- _Aim of the exercise_: Print the full set of records below, character for character and picture-free.

- _Supplied material_:
★ ★ ★

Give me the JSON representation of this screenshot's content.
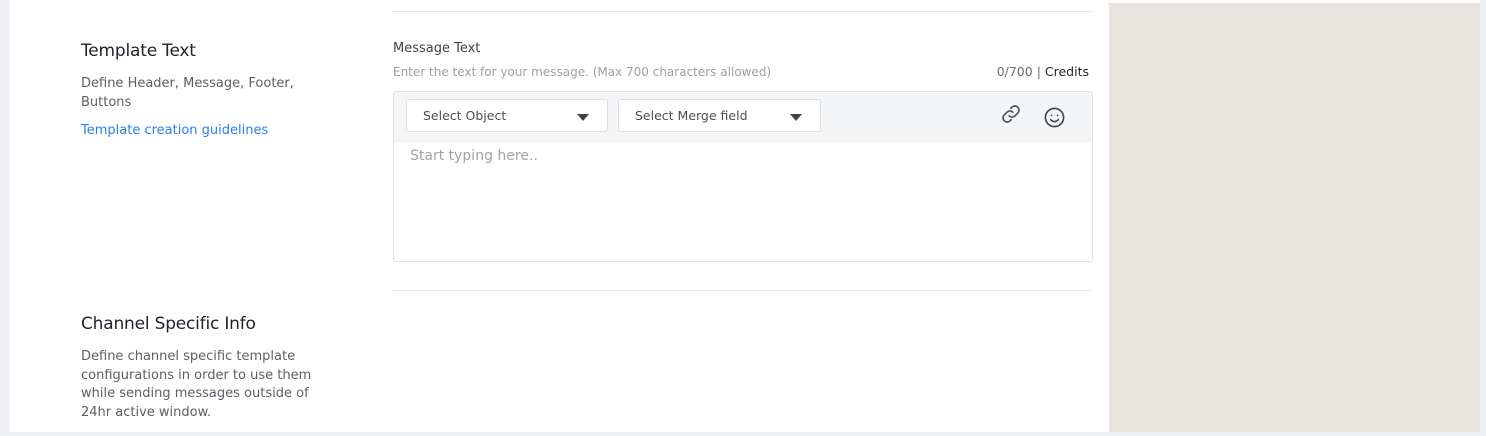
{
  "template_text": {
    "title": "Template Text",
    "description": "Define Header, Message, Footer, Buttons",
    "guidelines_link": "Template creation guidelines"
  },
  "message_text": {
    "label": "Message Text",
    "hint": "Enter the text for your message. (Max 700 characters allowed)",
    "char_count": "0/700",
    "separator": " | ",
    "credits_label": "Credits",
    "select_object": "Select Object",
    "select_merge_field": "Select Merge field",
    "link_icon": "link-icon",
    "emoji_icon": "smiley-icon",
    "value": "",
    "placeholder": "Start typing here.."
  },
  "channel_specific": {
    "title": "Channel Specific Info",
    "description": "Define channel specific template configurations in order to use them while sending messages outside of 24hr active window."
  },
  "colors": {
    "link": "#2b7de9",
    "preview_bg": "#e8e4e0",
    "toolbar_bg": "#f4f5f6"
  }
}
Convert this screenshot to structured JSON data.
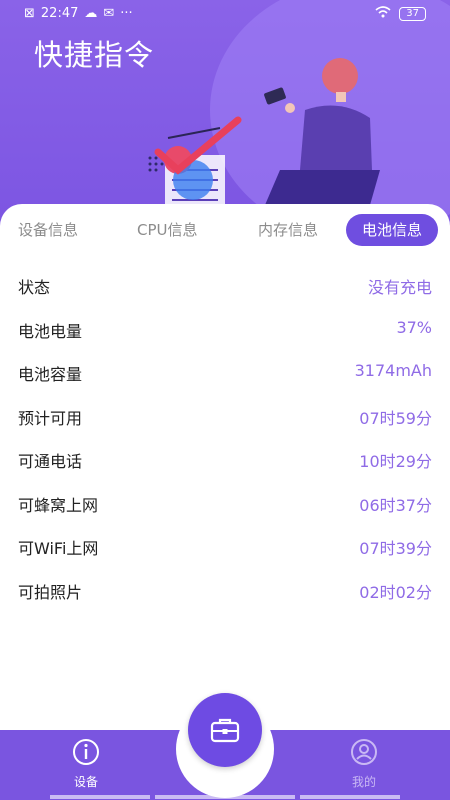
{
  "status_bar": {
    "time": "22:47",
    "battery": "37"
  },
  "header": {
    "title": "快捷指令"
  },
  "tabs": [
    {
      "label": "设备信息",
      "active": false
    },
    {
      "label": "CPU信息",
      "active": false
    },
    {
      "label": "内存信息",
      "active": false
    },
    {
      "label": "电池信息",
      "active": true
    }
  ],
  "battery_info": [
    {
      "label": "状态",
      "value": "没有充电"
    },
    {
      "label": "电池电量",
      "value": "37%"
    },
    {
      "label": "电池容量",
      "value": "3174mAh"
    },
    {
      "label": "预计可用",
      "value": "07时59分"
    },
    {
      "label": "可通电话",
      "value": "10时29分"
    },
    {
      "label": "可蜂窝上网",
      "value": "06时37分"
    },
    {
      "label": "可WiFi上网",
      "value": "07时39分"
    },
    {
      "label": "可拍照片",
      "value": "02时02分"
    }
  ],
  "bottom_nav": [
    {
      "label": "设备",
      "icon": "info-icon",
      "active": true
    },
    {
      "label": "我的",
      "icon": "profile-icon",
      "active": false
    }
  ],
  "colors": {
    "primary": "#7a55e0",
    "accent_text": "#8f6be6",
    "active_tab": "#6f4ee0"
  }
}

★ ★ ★

- _Reply_:
Give me the JSON representation of this screenshot's content.
{
  "template_text": {
    "title": "Template Text",
    "description": "Define Header, Message, Footer, Buttons",
    "guidelines_link": "Template creation guidelines"
  },
  "message_text": {
    "label": "Message Text",
    "hint": "Enter the text for your message. (Max 700 characters allowed)",
    "char_count": "0/700",
    "separator": " | ",
    "credits_label": "Credits",
    "select_object": "Select Object",
    "select_merge_field": "Select Merge field",
    "link_icon": "link-icon",
    "emoji_icon": "smiley-icon",
    "value": "",
    "placeholder": "Start typing here.."
  },
  "channel_specific": {
    "title": "Channel Specific Info",
    "description": "Define channel specific template configurations in order to use them while sending messages outside of 24hr active window."
  },
  "colors": {
    "link": "#2b7de9",
    "preview_bg": "#e8e4e0",
    "toolbar_bg": "#f4f5f6"
  }
}
Convert this screenshot to structured JSON data.
{
  "status_bar": {
    "time": "22:47",
    "battery": "37"
  },
  "header": {
    "title": "快捷指令"
  },
  "tabs": [
    {
      "label": "设备信息",
      "active": false
    },
    {
      "label": "CPU信息",
      "active": false
    },
    {
      "label": "内存信息",
      "active": false
    },
    {
      "label": "电池信息",
      "active": true
    }
  ],
  "battery_info": [
    {
      "label": "状态",
      "value": "没有充电"
    },
    {
      "label": "电池电量",
      "value": "37%"
    },
    {
      "label": "电池容量",
      "value": "3174mAh"
    },
    {
      "label": "预计可用",
      "value": "07时59分"
    },
    {
      "label": "可通电话",
      "value": "10时29分"
    },
    {
      "label": "可蜂窝上网",
      "value": "06时37分"
    },
    {
      "label": "可WiFi上网",
      "value": "07时39分"
    },
    {
      "label": "可拍照片",
      "value": "02时02分"
    }
  ],
  "bottom_nav": [
    {
      "label": "设备",
      "icon": "info-icon",
      "active": true
    },
    {
      "label": "我的",
      "icon": "profile-icon",
      "active": false
    }
  ],
  "colors": {
    "primary": "#7a55e0",
    "accent_text": "#8f6be6",
    "active_tab": "#6f4ee0"
  }
}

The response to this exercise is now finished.